An Egyptian security crackdown has severely disrupted smuggling to the neighbouring Gaza Strip, causing a fuel shortage in the Hamas-ruled territory.
Rafah (Gaza Strip): An Egyptian security crackdown has severely disrupted smuggling to the neighbouring Gaza Strip, causing a fuel shortage, doubling the price of building materials and shutting down some construction sites in the Hamas-ruled territory.
Egypt`s military clamped down on the lawless Sinai Peninsula, which abuts Gaza, in the run-up to mass protests planned for Sunday by Egyptian opposition activists trying to force out the country`s president, Mohammed Mursi.
It`s not clear if the Sinai lockdown is temporary or signals a tougher security regime aimed at restricting smuggling through tunnels running under the Egypt-Gaza border in the long term.

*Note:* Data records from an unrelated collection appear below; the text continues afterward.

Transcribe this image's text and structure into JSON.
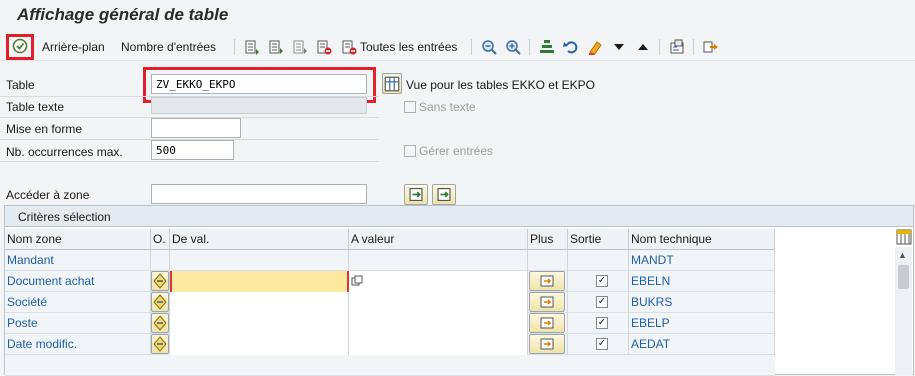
{
  "title": "Affichage général de table",
  "toolbar": {
    "background": "Arrière-plan",
    "entry_count": "Nombre d'entrées",
    "all_entries": "Toutes les entrées"
  },
  "form": {
    "table_label": "Table",
    "table_value": "ZV_EKKO_EKPO",
    "table_description": "Vue pour les tables EKKO et EKPO",
    "table_text_label": "Table texte",
    "no_text_label": "Sans texte",
    "layout_label": "Mise en forme",
    "layout_value": "",
    "max_hits_label": "Nb. occurrences max.",
    "max_hits_value": "500",
    "manage_entries_label": "Gérer entrées",
    "goto_field_label": "Accéder à zone",
    "goto_field_value": ""
  },
  "selection": {
    "header": "Critères sélection",
    "columns": {
      "field_name": "Nom zone",
      "option": "O.",
      "from_value": "De val.",
      "to_value": "A valeur",
      "more": "Plus",
      "output": "Sortie",
      "tech_name": "Nom technique"
    },
    "rows": [
      {
        "name": "Mandant",
        "tech": "MANDT",
        "has_input": false,
        "output": false
      },
      {
        "name": "Document achat",
        "tech": "EBELN",
        "has_input": true,
        "output": true
      },
      {
        "name": "Société",
        "tech": "BUKRS",
        "has_input": true,
        "output": true
      },
      {
        "name": "Poste",
        "tech": "EBELP",
        "has_input": true,
        "output": true
      },
      {
        "name": "Date modific.",
        "tech": "AEDAT",
        "has_input": true,
        "output": true
      }
    ]
  },
  "colors": {
    "highlight": "#e0202a",
    "link_text": "#1d5ea8",
    "focus_field": "#fbeaa0"
  }
}
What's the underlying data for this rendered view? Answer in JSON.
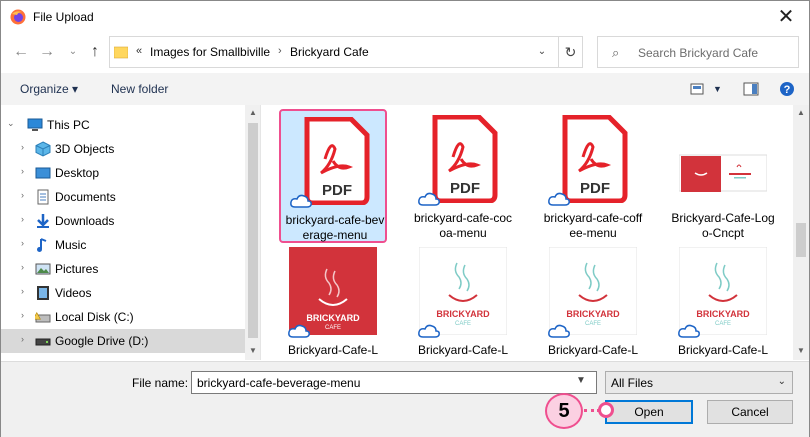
{
  "window": {
    "title": "File Upload"
  },
  "nav": {
    "chevron": "«",
    "breadcrumb": [
      "Images for Smallbiville",
      "Brickyard Cafe"
    ],
    "search_placeholder": "Search Brickyard Cafe"
  },
  "toolbar": {
    "organize": "Organize",
    "new_folder": "New folder"
  },
  "sidebar": {
    "items": [
      {
        "label": "This PC",
        "icon": "computer-icon"
      },
      {
        "label": "3D Objects",
        "icon": "cube-icon"
      },
      {
        "label": "Desktop",
        "icon": "desktop-icon"
      },
      {
        "label": "Documents",
        "icon": "document-icon"
      },
      {
        "label": "Downloads",
        "icon": "download-icon"
      },
      {
        "label": "Music",
        "icon": "music-icon"
      },
      {
        "label": "Pictures",
        "icon": "pictures-icon"
      },
      {
        "label": "Videos",
        "icon": "video-icon"
      },
      {
        "label": "Local Disk (C:)",
        "icon": "disk-icon"
      },
      {
        "label": "Google Drive (D:)",
        "icon": "drive-icon"
      }
    ]
  },
  "files": [
    {
      "name": "brickyard-cafe-beverage-menu",
      "type": "pdf",
      "selected": true
    },
    {
      "name": "brickyard-cafe-cocoa-menu",
      "type": "pdf"
    },
    {
      "name": "brickyard-cafe-coffee-menu",
      "type": "pdf"
    },
    {
      "name": "Brickyard-Cafe-Logo-Cncpt",
      "type": "image"
    },
    {
      "name": "Brickyard-Cafe-L",
      "type": "image-red"
    },
    {
      "name": "Brickyard-Cafe-L",
      "type": "image"
    },
    {
      "name": "Brickyard-Cafe-L",
      "type": "image"
    },
    {
      "name": "Brickyard-Cafe-L",
      "type": "image"
    }
  ],
  "pdf_label": "PDF",
  "logo": {
    "line1": "BRICKYARD",
    "line2": "CAFE"
  },
  "bottom": {
    "file_name_label": "File name:",
    "file_name_value": "brickyard-cafe-beverage-menu",
    "filter_value": "All Files",
    "open_label": "Open",
    "cancel_label": "Cancel"
  },
  "step": {
    "number": "5"
  },
  "colors": {
    "accent": "#ef4f8f",
    "pdf_red": "#e5222a",
    "logo_red": "#d2333b",
    "logo_teal": "#7ecbc6"
  }
}
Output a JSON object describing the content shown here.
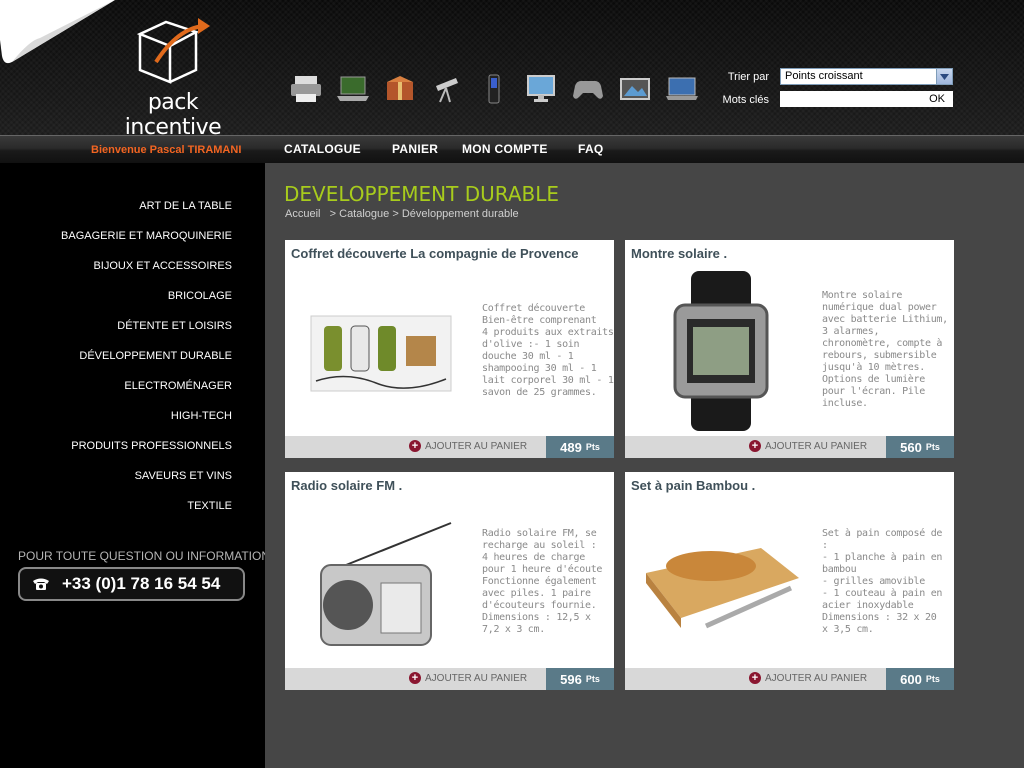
{
  "header": {
    "logo_text": "pack incentive",
    "category_icons": [
      "printer-icon",
      "laptop-icon",
      "gift-box-icon",
      "telescope-icon",
      "mp3-player-icon",
      "monitor-icon",
      "gamepad-icon",
      "photo-frame-icon",
      "notebook-icon"
    ],
    "sort_label": "Trier par",
    "sort_value": "Points croissant",
    "keywords_label": "Mots clés",
    "search_button": "OK"
  },
  "nav": {
    "welcome": "Bienvenue Pascal TIRAMANI",
    "items": [
      "CATALOGUE",
      "PANIER",
      "MON COMPTE",
      "FAQ"
    ]
  },
  "sidebar": {
    "items": [
      "ART DE LA TABLE",
      "BAGAGERIE ET MAROQUINERIE",
      "BIJOUX ET ACCESSOIRES",
      "BRICOLAGE",
      "DÉTENTE ET LOISIRS",
      "DÉVELOPPEMENT DURABLE",
      "ELECTROMÉNAGER",
      "HIGH-TECH",
      "PRODUITS PROFESSIONNELS",
      "SAVEURS ET VINS",
      "TEXTILE"
    ],
    "contact_label": "POUR TOUTE QUESTION OU INFORMATION",
    "phone": "+33 (0)1 78 16 54 54"
  },
  "main": {
    "title": "DEVELOPPEMENT DURABLE",
    "breadcrumb": [
      "Accueil",
      "Catalogue",
      "Développement durable"
    ],
    "add_label": "AJOUTER AU PANIER",
    "pts_label": "Pts",
    "products": [
      {
        "title": "Coffret découverte La compagnie de Provence",
        "desc": "Coffret découverte\nBien-être comprenant\n4 produits aux extraits\nd'olive :- 1 soin\ndouche 30 ml - 1\nshampooing 30 ml - 1\nlait corporel 30 ml - 1\nsavon de 25 grammes.",
        "price": "489"
      },
      {
        "title": "Montre solaire .",
        "desc": "Montre solaire\nnumérique dual power\navec batterie Lithium,\n3 alarmes,\nchronomètre, compte à\nrebours, submersible\njusqu'à 10 mètres.\nOptions de lumière\npour l'écran. Pile\nincluse.",
        "price": "560"
      },
      {
        "title": "Radio solaire FM .",
        "desc": "Radio solaire FM, se\nrecharge au soleil :\n4 heures de charge\npour 1 heure d'écoute\nFonctionne également\navec piles. 1 paire\nd'écouteurs fournie.\nDimensions : 12,5 x\n7,2 x 3 cm.",
        "price": "596"
      },
      {
        "title": "Set à pain Bambou .",
        "desc": "Set à pain composé de\n:\n- 1 planche à pain en\nbambou\n- grilles amovible\n- 1 couteau à pain en\nacier inoxydable\nDimensions : 32 x 20\nx 3,5 cm.",
        "price": "600"
      }
    ]
  }
}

That would have a devastating effect on Gaza, which has relied on smugglers since Israel imposed a border blockade following the rise to power of the Islamic militant group Hamas in 2006.
The Sinai campaign began this month when Egypt`s military sent troop reinforcements and set up dozens of roadblocks across the sparsely populated stretch of desert that runs from the Suez Canal to the Gaza border. As a result, Egyptian trucks carrying cement, steel rods, fuel and other goods could no longer reach the Gaza tunnels.
"Nothing can get to the (tunnel) area," said Abu Khaled, 44, a tunnel operator in Gaza. "We are like a dry lake now. ... We all pray that this will end soon."
Gaza has only small reserves of cement, steel and other materials for private construction. With few exceptions, Israel bans such goods for fear Hamas will divert them for military use.
In response to the Sinai clampdown, the price of cement has doubled to USD 220 per ton, forcing some of the more than 200 private construction sites in the territory to shut down, contractors said. A shortage of cheap Egyptian fuel is forcing Gaza motorists to buy more expensive Israeli imports.
For now, Gaza`s Hamas government is keeping silent. Hamas and Mursi`s Freedom and Justice Party share the same roots in the region-wide Muslim Brotherhood, and Hamas leaders appear reluctant to add to Mursi`s troubles by complaining publicly about the disruption of smuggling.
The Egyptian military is known to be wary of Mursi`s close ties to Hamas, viewing it as a threat to Egypt`s public security. The military is bound to play a pivotal role in the current showdown between Mursi and his opponents, with both camps trying to ensure its support. Hamas would undermine Mursi by demanding an end to the Sinai crackdown now.
Mahmoud Zahar, a Hamas leader in Gaza, said the movement is aware of Mursi`s domestic problems.